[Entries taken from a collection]
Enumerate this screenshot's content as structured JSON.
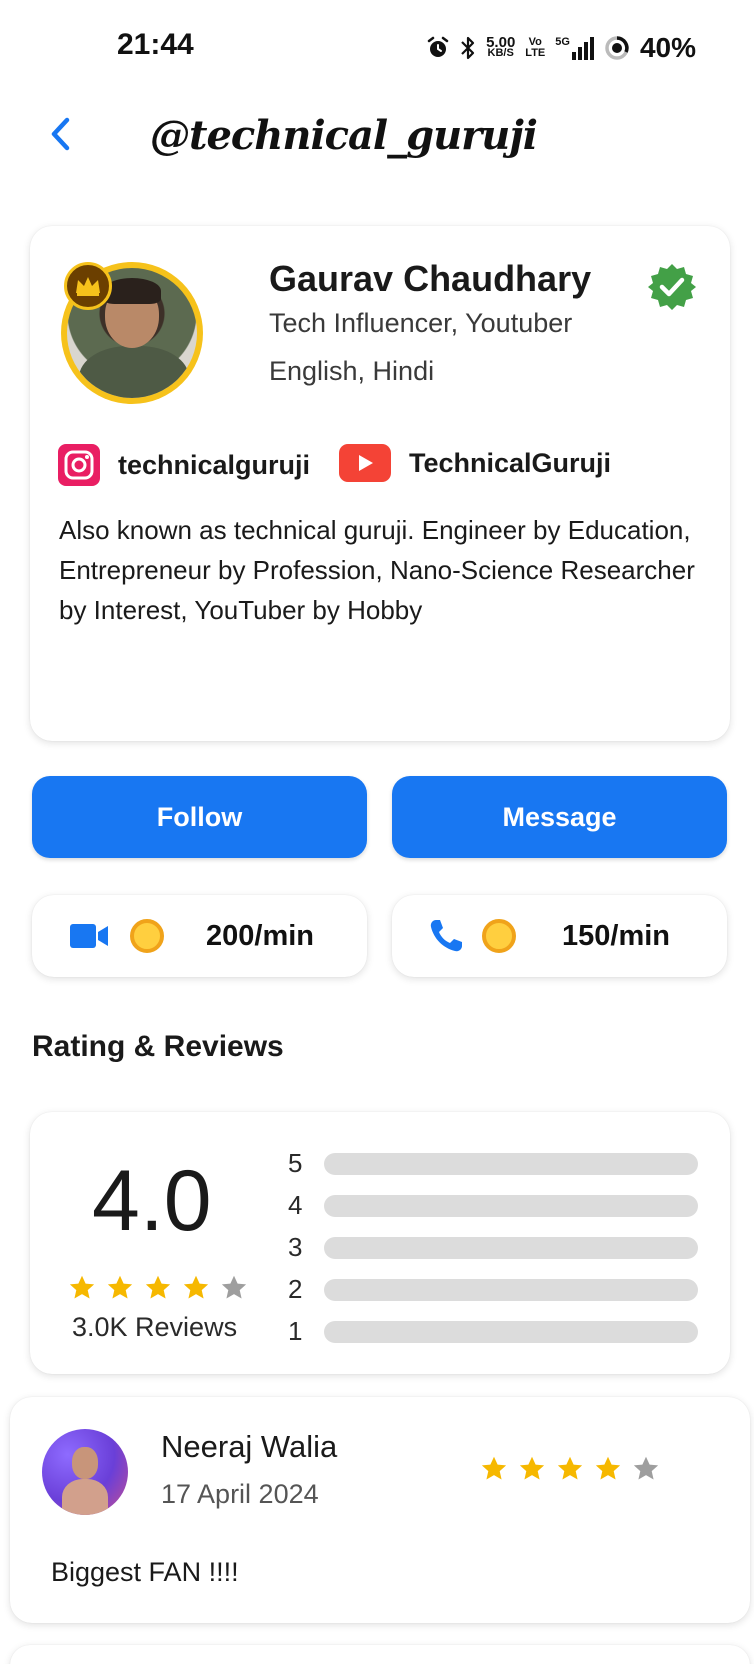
{
  "status_bar": {
    "time": "21:44",
    "net_speed_top": "5.00",
    "net_speed_bottom": "KB/S",
    "volte_top": "Vo",
    "volte_bottom": "LTE",
    "network": "5G",
    "battery": "40%",
    "icons": [
      "alarm-icon",
      "bluetooth-icon",
      "signal-icon",
      "battery-ring-icon"
    ]
  },
  "header": {
    "handle": "@technical_guruji",
    "back_icon": "chevron-left-icon"
  },
  "profile": {
    "name": "Gaurav Chaudhary",
    "title": "Tech Influencer, Youtuber",
    "languages": "English, Hindi",
    "verified_icon": "verified-badge-icon",
    "crown_icon": "crown-icon",
    "instagram": "technicalguruji",
    "youtube": "TechnicalGuruji",
    "bio": "Also known as technical guruji. Engineer by Education, Entrepreneur by Profession, Nano-Science Researcher by Interest, YouTuber by Hobby"
  },
  "actions": {
    "follow": "Follow",
    "message": "Message"
  },
  "rates": {
    "video": "200/min",
    "call": "150/min",
    "video_icon": "video-camera-icon",
    "call_icon": "phone-icon",
    "coin_icon": "coin-icon"
  },
  "ratings": {
    "section_title": "Rating & Reviews",
    "average": "4.0",
    "stars_filled": 4,
    "stars_total": 5,
    "review_count": "3.0K Reviews",
    "levels": [
      "5",
      "4",
      "3",
      "2",
      "1"
    ],
    "level_fill": [
      0,
      0,
      0,
      0,
      0
    ]
  },
  "reviews": [
    {
      "name": "Neeraj Walia",
      "date": "17 April 2024",
      "stars_filled": 4,
      "text": "Biggest FAN !!!!"
    }
  ],
  "colors": {
    "primary": "#1877f2",
    "star": "#f6b800",
    "star_empty": "#9e9e9e",
    "verified": "#43a047",
    "youtube": "#f44336",
    "instagram": "#e91e63"
  }
}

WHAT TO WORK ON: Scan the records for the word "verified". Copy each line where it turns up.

RESPONSE TO THE TASK:
    "verified_icon": "verified-badge-icon",
    "verified": "#43a047",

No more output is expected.